American Free Press
Oct 13, 2010
Longtime AMERICAN FREE PRESS readers may recall that DARPA (Defense Advanced Research Projects Agency) has some creepy tentacles: the Information Awareness Office (IAO); TIA (Total Information Awareness, renamed Terrorism Information Program); and TIPS (Terrorism Information and Prevention System). By 2003, an irate American people forced the government to drop these spooky command-and-control police state operations—or did they?
The “vampire coven” was seemingly dead and buried—but was the stake actually driven through its evil heart?
In 2002, Divya Narendra had an idea for a social network site. By the fall of 2003, she and twin brothers Cameron and Tyler Winklevoss were looking for a web developer who could bring their idea to life. On Nov. 30, 2003 they hired Mark Zuckerberg to finish their program’s codes. Little did they know what a monster Zuckerberg would hatch.
Zuckerberg bragged about taking their money so he could make his own social networking site. He boasted that his creation, which became the popular “Facebook” online social network, would naturally succeed. While pretending to work on college projects, he was sabotaging his clients by stalling. He claimed he was backed by the “Brazilian Mafia”—but AFP’s revelations will show, it is dangerous to believe anything Zuckerberg says.
Notably, The Social Network, is a new movie based on Zuckerberg and the pre-CIA founding years of Facebook, starring Jesse Eisenberg as Zuckerberg. Check upcoming issues of AFP to see how closely the script depicts the shocking facts.
But as bad as the beginning of Facebook is, the parallels between the CIA’s backing of Google’s dream of becoming “the mind of God,” and the CIA’s funding of Facebook’s goal of knowing everything about everybody are spookier.
Congress stopped the IAO from gathering as much information as possible about everyone in a centralized nexus for easy spying by the United States government, including internet activity, credit card purchase histories, airline ticket purchases, car rentals, medical records, educational transcripts, driver’s licenses, utility bills, tax returns, and all other available data. The government’s plan was to emulate Communist East Germany’s STASI police state by getting mailmen, boy scouts, teachers, students and others to spy on everyone else. Children would be urged to spy on parents.
Facebook, however, does what no dictator ever dreamed of—it has a half billion people willingly doing a form of spy work on all their friends, family, neighbors, etc.—while enthusiastically revealing information on themselves.
The huge database on these half a billion members (and non-members who are written about) is too much power for any private entity—but what if it is part of, or is accessed by, the military-industrial-national security-police state complex?

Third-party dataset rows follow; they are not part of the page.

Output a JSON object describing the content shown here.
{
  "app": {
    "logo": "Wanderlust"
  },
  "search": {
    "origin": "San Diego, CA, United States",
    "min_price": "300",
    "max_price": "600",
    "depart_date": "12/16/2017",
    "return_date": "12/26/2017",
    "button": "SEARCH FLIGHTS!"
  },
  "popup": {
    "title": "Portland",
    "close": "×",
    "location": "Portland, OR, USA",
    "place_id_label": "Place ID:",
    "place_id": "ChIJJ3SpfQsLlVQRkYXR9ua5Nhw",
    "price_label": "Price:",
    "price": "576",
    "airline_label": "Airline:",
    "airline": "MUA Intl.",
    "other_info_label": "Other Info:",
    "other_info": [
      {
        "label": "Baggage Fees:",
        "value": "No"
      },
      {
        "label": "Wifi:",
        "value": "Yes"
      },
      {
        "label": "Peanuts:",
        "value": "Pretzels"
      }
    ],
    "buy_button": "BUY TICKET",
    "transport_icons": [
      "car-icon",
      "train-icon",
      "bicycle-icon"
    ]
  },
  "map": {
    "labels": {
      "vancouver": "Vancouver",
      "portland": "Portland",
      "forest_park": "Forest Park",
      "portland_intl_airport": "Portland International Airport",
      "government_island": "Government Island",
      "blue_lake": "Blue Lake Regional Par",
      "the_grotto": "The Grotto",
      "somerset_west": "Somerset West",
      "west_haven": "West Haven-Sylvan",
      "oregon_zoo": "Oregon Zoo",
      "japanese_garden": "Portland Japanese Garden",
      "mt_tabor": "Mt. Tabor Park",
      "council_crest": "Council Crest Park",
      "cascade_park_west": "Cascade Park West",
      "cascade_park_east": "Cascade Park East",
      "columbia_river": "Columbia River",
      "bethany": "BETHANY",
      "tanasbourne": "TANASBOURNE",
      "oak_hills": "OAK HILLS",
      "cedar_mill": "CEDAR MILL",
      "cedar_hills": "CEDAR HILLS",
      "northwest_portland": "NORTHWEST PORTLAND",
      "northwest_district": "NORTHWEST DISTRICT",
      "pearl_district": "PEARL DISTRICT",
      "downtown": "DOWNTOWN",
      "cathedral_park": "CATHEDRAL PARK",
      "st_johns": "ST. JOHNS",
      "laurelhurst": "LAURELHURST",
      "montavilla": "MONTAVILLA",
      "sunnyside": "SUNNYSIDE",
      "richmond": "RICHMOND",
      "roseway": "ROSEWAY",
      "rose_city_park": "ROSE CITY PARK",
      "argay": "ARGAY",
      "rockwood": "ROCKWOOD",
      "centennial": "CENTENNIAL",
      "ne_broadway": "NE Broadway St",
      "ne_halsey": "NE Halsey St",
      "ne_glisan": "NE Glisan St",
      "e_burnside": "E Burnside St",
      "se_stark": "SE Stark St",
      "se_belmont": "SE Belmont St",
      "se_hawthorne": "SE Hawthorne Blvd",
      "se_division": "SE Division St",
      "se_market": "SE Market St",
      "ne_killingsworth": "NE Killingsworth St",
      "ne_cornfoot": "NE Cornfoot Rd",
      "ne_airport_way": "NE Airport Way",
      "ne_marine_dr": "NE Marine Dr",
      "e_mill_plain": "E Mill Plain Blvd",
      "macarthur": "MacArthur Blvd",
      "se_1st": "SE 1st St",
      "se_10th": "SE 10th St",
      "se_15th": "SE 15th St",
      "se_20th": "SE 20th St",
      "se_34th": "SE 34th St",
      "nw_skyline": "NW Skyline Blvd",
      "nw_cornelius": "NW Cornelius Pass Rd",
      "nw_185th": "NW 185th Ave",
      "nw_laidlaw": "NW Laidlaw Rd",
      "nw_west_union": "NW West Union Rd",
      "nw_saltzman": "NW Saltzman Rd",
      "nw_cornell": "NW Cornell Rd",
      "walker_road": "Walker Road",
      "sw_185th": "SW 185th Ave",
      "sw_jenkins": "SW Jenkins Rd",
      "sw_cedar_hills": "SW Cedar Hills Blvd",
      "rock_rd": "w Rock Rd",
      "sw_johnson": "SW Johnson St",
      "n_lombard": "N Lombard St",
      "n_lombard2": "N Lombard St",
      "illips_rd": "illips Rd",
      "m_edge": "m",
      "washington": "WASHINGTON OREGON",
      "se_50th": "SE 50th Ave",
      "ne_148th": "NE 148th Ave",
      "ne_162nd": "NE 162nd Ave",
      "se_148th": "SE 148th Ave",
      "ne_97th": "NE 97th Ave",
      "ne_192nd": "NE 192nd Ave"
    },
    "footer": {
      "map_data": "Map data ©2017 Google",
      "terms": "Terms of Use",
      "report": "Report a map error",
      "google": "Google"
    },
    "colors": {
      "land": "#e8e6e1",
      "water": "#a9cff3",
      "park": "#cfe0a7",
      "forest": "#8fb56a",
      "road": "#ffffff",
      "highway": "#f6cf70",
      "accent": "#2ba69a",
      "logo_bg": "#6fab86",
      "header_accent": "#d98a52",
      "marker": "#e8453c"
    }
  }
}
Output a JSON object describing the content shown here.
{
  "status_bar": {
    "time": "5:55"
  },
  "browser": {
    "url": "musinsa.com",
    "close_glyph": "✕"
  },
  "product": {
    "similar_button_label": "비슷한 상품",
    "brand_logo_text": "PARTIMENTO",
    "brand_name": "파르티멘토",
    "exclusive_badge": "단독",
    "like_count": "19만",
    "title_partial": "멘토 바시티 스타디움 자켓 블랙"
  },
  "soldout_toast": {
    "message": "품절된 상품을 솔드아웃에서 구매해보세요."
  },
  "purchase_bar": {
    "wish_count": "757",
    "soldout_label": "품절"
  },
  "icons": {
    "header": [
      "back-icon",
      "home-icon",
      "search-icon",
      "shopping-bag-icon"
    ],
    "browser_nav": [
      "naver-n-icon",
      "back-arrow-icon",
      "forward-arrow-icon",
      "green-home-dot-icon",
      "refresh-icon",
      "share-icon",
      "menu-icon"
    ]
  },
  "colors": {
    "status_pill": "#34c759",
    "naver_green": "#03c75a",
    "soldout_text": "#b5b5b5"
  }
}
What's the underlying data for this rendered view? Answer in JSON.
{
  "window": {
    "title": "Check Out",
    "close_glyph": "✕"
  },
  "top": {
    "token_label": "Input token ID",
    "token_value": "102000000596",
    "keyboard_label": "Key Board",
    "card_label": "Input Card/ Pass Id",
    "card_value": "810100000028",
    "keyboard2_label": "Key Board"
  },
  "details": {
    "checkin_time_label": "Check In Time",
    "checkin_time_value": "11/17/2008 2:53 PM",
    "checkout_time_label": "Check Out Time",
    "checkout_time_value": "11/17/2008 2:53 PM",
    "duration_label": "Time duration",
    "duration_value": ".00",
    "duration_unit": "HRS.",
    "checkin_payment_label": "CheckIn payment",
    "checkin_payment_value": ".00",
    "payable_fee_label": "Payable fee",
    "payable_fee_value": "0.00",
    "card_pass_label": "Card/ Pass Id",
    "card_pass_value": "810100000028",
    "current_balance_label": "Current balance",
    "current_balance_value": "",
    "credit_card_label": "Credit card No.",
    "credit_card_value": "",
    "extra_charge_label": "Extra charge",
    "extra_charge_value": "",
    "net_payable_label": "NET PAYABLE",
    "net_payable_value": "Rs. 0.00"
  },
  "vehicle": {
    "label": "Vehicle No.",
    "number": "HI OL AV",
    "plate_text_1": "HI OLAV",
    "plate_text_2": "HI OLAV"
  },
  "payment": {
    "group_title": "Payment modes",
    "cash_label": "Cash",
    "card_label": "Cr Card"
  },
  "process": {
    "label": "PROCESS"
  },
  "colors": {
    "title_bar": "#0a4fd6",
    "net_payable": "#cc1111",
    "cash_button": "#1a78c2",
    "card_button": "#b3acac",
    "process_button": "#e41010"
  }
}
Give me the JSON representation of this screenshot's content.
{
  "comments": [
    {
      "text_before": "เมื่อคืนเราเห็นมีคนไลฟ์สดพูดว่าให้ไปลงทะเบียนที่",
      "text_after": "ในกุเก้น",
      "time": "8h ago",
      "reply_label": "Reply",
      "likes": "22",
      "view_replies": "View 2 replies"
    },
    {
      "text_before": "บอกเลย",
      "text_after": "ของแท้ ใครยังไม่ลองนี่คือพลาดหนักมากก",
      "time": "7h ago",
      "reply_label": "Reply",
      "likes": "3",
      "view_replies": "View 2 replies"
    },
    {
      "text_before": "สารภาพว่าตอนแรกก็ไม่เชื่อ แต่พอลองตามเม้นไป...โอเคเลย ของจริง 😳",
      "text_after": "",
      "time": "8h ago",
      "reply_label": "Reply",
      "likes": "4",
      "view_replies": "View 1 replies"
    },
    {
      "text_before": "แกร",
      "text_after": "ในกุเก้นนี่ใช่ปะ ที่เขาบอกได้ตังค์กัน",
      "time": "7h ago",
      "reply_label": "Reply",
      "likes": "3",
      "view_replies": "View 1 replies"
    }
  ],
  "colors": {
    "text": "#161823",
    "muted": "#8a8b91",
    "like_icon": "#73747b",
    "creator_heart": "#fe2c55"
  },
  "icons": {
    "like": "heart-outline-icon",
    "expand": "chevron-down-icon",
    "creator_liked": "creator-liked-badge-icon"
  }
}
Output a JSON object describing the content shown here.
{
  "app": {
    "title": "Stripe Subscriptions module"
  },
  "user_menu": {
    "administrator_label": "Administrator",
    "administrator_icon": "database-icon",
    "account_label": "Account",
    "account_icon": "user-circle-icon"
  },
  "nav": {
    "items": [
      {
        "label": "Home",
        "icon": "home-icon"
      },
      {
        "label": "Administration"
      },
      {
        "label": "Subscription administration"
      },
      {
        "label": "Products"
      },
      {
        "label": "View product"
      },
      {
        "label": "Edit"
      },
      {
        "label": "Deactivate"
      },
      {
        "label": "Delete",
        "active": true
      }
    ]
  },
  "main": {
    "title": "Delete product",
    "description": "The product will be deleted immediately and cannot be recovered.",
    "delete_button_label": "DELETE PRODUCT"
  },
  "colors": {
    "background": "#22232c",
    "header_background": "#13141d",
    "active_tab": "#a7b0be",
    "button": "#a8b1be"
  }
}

We all know that “he who pays the piper, calls the tune,” therefore, whoever controls the purse strings controls the whole project. When it had less than a million or so participants, Facebook demonstrated the potential to do even more than IAO, TIA and TIPS combined. Facebook really exploded after its second round of funding—$12.7 million from the venture capital firm Accel Partners. Its manager, James Breyer, was formerly chairman of the National Venture Capital Association and served on the board with Gilman Louie, CEO of In-Q-Tel, a venture capital front established by the CIA in 1999. In-Q-Tel is the same outfit that funds Google and other technological powerhouses. One of its specialties is “data mining technologies.”
Dr. Anita Jones, who joined the firm, also came from Gilman Louie and served on In-Q-Tel’s board. She had been director of Defense Research and Engineering for the U.S. Department of Defense. This link goes full circle because she was also an adviser to the secretary of defense, overseeing DARPA, which is responsible for high-tech, high-end development.
Furthermore, the CIA uses a Facebook group to recruit staff for its National Clandestine Service.
This article was posted: Wednesday, October 13, 2010 at 4:21 am